EXERCISE -
Set every line of the data down again exactly, and keep the pictures out.

· · · · · · ·

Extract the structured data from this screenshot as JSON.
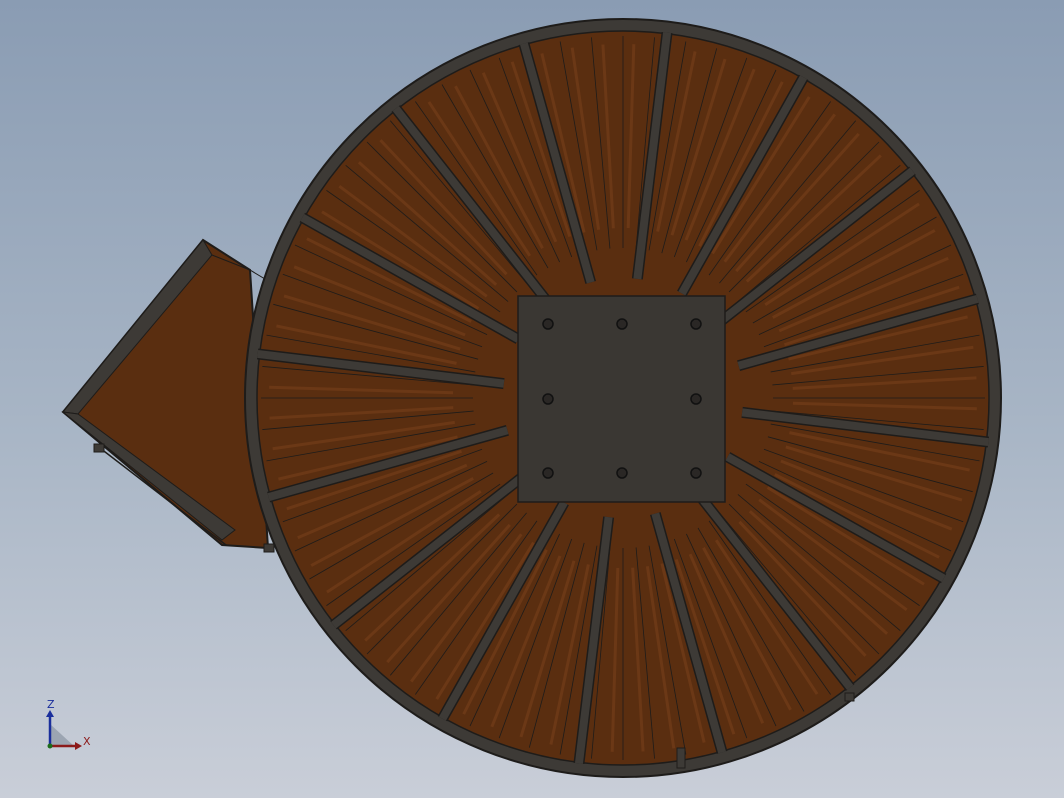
{
  "viewport": {
    "background_top": "#8a9cb3",
    "background_bottom": "#c9ced8"
  },
  "model": {
    "name": "round-rotary-table-with-chute",
    "colors": {
      "wood": "#5a2e10",
      "wood_slat": "#6b3816",
      "steel": "#3d3a36",
      "steel_edge": "#1e1c1a",
      "plate": "#3a3733"
    },
    "mounting_plate_holes": 8
  },
  "triad": {
    "z_label": "Z",
    "x_label": "X",
    "z_color": "#1a2e9c",
    "x_color": "#8c1a1a"
  }
}
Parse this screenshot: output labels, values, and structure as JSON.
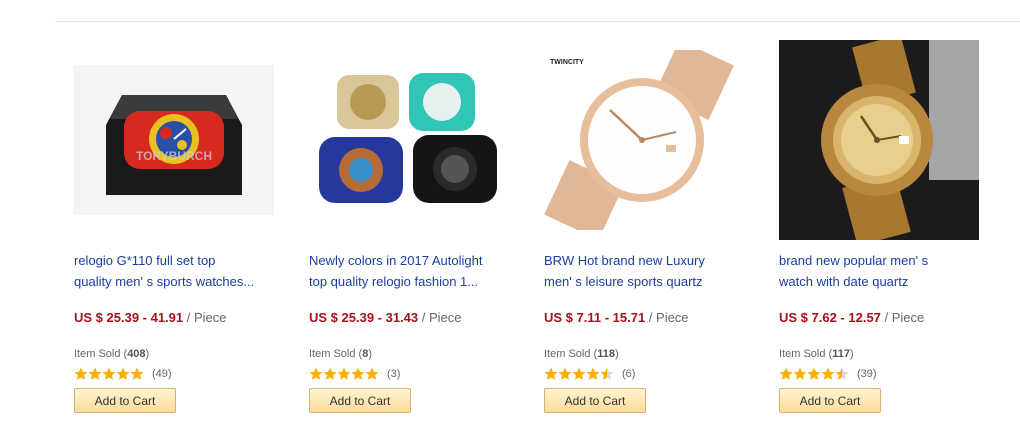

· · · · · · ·

ANSWER SECTION -
Extract the structured data from this screenshot as JSON.
{
  "viewport": {
    "background_top": "#8a9cb3",
    "background_bottom": "#c9ced8"
  },
  "model": {
    "name": "round-rotary-table-with-chute",
    "colors": {
      "wood": "#5a2e10",
      "wood_slat": "#6b3816",
      "steel": "#3d3a36",
      "steel_edge": "#1e1c1a",
      "plate": "#3a3733"
    },
    "mounting_plate_holes": 8
  },
  "triad": {
    "z_label": "Z",
    "x_label": "X",
    "z_color": "#1a2e9c",
    "x_color": "#8c1a1a"
  }
}
Parse this screenshot: output labels, values, and structure as JSON.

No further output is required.